== DATASET
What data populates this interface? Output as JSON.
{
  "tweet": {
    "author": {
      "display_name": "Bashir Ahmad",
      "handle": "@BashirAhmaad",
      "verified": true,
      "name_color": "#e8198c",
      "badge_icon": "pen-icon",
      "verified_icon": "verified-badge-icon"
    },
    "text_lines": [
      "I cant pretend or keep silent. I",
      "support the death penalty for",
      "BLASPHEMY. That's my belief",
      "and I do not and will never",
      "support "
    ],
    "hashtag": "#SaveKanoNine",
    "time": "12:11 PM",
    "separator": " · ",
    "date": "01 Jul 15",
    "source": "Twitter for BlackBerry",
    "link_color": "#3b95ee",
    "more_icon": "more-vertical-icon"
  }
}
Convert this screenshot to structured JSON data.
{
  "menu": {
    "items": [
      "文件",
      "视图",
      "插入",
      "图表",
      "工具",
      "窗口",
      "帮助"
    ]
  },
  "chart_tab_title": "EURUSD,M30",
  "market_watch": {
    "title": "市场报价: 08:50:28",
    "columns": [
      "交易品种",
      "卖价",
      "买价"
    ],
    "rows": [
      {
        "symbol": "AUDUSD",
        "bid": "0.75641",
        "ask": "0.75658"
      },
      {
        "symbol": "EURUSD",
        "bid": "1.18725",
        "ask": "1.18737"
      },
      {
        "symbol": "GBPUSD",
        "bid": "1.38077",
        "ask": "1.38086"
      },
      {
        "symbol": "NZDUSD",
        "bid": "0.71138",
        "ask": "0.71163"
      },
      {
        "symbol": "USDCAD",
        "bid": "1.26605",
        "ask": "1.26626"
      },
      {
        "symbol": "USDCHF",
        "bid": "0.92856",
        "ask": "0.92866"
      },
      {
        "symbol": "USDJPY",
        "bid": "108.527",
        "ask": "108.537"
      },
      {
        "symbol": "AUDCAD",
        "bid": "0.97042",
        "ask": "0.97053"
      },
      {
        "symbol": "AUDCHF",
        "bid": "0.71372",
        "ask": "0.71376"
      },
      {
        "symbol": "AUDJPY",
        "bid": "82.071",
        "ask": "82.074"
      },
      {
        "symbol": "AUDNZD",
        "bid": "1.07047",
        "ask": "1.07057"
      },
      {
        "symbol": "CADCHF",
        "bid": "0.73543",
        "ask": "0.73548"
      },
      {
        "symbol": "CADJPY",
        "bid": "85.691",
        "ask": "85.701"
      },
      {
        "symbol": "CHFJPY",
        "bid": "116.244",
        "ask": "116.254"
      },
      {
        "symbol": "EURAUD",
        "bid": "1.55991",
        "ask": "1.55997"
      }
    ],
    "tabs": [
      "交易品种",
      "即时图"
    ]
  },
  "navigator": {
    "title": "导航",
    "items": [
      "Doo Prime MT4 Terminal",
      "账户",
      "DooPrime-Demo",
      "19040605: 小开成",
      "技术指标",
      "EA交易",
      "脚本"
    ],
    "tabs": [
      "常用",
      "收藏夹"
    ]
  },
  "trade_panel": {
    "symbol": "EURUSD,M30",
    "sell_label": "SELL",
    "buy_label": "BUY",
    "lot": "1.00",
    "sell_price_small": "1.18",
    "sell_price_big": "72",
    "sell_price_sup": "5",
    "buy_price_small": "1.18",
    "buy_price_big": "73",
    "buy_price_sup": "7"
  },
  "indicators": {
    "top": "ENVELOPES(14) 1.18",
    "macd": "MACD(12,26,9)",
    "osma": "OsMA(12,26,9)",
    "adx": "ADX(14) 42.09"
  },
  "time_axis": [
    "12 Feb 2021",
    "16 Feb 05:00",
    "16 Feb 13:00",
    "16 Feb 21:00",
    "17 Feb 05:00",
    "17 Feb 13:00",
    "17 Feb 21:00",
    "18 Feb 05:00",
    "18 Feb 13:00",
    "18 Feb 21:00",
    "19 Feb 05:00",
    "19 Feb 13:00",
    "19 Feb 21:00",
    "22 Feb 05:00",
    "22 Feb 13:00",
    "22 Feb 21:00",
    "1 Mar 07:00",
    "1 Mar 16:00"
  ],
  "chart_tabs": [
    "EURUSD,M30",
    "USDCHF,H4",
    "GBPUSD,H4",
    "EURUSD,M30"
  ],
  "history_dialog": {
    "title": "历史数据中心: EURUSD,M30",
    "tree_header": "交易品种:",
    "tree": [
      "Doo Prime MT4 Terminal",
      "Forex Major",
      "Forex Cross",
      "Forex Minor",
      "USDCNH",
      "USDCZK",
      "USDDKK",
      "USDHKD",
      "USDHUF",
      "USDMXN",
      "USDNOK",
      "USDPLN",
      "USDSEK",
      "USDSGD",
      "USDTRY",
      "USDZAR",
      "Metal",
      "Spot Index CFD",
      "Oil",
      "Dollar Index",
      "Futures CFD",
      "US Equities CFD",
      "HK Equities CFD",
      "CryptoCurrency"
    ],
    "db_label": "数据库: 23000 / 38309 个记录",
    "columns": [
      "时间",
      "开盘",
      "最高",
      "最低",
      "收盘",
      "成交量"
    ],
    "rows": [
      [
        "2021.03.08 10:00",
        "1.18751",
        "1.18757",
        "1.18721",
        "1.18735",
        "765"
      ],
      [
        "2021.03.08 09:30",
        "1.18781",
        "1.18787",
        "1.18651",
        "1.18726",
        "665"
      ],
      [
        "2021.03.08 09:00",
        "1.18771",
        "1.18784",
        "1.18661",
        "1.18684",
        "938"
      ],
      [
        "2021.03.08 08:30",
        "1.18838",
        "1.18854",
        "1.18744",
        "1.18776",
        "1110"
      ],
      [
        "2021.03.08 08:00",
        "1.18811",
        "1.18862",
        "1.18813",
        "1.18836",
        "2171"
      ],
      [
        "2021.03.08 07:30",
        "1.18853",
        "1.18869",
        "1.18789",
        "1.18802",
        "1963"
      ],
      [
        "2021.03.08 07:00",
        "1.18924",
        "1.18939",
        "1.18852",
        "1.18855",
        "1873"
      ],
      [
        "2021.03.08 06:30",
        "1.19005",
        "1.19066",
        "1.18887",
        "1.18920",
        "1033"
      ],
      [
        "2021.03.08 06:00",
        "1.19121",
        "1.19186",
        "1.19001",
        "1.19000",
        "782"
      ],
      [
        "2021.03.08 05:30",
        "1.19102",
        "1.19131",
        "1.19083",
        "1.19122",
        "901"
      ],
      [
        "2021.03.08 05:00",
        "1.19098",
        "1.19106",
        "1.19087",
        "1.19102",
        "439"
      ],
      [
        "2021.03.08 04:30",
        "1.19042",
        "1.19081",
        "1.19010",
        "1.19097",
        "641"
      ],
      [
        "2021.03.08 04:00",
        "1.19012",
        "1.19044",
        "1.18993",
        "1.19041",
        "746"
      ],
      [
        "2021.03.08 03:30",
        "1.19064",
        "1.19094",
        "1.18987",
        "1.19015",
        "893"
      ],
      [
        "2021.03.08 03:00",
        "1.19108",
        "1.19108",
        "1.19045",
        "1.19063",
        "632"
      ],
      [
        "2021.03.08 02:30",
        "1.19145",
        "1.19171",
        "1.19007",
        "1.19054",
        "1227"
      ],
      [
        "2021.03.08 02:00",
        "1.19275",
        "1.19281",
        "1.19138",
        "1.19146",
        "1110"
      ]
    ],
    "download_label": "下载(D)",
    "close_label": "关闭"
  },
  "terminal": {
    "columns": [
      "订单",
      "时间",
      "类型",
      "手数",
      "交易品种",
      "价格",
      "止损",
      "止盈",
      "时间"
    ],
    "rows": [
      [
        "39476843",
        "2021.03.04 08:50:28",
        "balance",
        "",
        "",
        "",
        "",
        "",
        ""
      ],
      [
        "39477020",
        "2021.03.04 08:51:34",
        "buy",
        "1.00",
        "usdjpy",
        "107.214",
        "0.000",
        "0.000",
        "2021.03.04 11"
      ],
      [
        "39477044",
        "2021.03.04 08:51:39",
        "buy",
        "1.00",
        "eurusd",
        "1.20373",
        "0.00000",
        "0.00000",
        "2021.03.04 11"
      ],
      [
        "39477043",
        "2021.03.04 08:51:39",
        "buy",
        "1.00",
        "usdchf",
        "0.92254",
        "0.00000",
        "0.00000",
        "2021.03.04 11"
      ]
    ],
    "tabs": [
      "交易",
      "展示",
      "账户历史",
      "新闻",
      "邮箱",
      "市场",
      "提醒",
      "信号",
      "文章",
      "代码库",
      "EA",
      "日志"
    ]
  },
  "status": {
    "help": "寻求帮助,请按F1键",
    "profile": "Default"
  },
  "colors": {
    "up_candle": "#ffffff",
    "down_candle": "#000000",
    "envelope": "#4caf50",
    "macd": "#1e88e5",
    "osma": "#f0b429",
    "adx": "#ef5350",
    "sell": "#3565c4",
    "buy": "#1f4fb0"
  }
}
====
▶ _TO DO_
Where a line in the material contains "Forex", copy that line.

▶ _ANSWER TO THE EXERCISE_
      "Forex Major",
      "Forex Cross",
      "Forex Minor",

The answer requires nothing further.